Beat the Addiction and Become Smokefree
For people who smoke, quitting is the very best thing they can do for their health, and for the health of their families (especially their children), whānau and friends.
We are moving towards a Smokefree Aotearoa by 2025.
Smokefree Canterbury is a network committed to reducing the impact of smoking on the community.
Community and Public Health staff assist people to quit smoking by:
- working with health professionals in hospitals and general practice to ensure that every person who smokes is offered advice and support to quit;
- supporting social service organisations to include smoking cessation as part of their usual care;
- providing smokefree and cessation training to community organisations and community workers;

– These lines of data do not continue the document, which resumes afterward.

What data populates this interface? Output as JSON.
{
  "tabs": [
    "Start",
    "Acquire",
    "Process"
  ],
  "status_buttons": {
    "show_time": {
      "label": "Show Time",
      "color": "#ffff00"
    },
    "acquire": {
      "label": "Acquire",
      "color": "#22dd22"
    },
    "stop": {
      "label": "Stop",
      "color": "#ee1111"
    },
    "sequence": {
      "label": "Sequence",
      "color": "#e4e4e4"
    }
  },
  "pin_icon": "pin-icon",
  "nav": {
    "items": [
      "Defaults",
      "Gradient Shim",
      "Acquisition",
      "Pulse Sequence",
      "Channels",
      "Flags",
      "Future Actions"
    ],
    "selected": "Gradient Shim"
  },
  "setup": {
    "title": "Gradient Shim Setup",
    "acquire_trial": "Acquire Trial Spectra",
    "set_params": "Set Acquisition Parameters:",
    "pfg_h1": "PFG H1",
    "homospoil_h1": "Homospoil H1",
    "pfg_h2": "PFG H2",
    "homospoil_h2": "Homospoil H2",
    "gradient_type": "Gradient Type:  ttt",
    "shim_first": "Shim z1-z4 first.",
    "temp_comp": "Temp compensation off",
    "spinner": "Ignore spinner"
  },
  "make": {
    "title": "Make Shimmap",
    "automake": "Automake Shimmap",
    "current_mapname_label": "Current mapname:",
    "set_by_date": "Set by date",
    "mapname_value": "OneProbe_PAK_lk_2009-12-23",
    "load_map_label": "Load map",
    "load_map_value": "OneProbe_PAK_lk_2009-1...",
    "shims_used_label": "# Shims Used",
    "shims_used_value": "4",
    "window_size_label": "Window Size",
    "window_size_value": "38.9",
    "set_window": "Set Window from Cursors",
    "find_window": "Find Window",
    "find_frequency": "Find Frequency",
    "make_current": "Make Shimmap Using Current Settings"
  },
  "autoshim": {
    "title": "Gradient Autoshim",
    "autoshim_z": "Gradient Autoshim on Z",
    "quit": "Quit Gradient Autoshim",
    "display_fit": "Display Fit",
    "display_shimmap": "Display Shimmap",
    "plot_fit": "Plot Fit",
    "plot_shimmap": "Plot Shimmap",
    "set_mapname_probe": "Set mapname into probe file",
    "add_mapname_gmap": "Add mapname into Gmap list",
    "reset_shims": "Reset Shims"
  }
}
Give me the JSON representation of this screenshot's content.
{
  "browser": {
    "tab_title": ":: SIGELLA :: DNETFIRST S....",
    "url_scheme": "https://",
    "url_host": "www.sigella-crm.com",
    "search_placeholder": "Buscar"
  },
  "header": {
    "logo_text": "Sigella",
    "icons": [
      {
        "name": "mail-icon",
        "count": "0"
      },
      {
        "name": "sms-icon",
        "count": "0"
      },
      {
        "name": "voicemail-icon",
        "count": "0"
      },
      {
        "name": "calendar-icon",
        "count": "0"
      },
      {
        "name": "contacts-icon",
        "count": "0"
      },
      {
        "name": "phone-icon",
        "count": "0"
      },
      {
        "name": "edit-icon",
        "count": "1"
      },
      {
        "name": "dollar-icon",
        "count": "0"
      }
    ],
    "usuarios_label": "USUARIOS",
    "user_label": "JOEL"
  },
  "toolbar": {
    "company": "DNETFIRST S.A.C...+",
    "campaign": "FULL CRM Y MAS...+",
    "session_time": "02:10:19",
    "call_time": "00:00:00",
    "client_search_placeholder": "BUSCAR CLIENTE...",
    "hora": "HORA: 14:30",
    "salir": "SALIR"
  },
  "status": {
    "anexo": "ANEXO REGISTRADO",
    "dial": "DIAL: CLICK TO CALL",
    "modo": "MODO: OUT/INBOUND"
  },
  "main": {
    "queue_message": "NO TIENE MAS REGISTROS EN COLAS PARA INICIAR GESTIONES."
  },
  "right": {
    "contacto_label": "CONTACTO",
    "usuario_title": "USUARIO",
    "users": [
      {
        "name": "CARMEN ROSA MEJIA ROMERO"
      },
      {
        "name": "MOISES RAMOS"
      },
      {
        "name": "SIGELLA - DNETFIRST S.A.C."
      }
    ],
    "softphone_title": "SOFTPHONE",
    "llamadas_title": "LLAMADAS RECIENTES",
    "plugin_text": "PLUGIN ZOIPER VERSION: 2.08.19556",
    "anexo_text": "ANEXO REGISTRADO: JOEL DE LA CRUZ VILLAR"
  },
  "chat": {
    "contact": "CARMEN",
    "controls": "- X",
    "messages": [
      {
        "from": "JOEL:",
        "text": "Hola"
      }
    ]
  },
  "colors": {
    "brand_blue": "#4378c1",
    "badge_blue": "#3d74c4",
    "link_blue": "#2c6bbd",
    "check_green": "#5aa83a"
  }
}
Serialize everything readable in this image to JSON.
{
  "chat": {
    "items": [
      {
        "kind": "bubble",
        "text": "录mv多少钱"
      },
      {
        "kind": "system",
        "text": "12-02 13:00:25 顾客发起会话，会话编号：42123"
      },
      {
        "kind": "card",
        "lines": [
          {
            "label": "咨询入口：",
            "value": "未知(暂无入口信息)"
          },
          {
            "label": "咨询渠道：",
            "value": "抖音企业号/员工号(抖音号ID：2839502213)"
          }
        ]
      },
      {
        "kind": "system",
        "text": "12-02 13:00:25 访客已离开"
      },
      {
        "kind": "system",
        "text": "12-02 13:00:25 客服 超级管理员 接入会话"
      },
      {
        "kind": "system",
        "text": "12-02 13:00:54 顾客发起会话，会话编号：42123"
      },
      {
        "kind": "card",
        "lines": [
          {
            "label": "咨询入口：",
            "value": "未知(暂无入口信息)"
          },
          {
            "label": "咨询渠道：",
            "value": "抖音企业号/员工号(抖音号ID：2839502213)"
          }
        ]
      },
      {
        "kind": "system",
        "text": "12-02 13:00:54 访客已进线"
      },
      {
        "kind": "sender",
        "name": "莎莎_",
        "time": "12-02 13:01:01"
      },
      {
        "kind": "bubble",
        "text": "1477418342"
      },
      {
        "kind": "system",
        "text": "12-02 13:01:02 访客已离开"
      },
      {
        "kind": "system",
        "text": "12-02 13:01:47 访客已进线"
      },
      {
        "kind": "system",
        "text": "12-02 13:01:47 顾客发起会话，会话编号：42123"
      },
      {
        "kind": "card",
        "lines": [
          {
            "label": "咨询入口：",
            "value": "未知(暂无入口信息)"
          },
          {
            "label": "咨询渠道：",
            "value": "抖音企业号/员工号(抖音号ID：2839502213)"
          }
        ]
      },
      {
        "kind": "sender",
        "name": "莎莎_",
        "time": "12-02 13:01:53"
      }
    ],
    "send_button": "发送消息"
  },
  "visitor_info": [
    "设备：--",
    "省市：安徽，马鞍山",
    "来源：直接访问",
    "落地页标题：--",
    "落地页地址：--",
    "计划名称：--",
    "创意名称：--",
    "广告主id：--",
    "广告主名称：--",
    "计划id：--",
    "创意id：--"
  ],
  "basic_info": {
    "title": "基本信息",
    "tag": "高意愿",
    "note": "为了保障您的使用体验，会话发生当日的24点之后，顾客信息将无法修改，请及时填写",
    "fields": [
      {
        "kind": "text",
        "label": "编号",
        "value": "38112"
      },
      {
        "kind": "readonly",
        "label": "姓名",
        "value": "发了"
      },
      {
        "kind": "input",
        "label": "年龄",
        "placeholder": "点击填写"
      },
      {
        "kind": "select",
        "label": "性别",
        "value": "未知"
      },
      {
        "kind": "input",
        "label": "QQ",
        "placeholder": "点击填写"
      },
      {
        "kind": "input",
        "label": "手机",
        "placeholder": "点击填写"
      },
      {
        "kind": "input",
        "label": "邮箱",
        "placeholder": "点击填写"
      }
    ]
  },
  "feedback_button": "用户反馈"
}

- implementing the CDHB smokefree policy;
- providing support for the Canterbury and West Coast Stop Smoking services and other cessation support.
How to become Smokefree
Every attempt to quit brings you closer to your ultimate goal of being Smokefree/Auahi Kore.
There are many services available to help people who want to quit smoking. Experienced staff can provide support and access to patches, gum and other medications. Supportive friends and family members are also an important part of a successful quit attempt.
Visit the Smokefree Canterbury website to find out about the services available, as well as useful tips and tools.
For further information, contact:
Stop Smoking Canterbury/ Te Hā Waitaha
0800 425 700
0800 778 778
Oranga Hā – Tai Poutini/Stop Smoking West Coast
0800 456 121
You can also contact your family doctor or medical centre.
Ministry of Health advice on using e-cigarettes to quit
Electronic cigarettes (e-cigarettes) are electrical devices that mimic real cigarettes by producing a vapour by heating a solution (e-liquid), which the user inhales or vapes. E-liquid is available with or without nicotine, and usually contains propylene glycol and flavouring agents.
Currently no e-cigarette products meet the requirements under the Medicines Act to be approved by MedSafe to support smokers to quit. The Ministry of Health does not have enough evidence to confidently recommend these products as a smoking cessation tool.
The Ministry advises smokers to use approved smoking cessation medicines to stop smoking such as NRT, and to seek behavioural support from stop-smoking services, such as Quitline.
Talk to your health professional about what quitting options are best for you.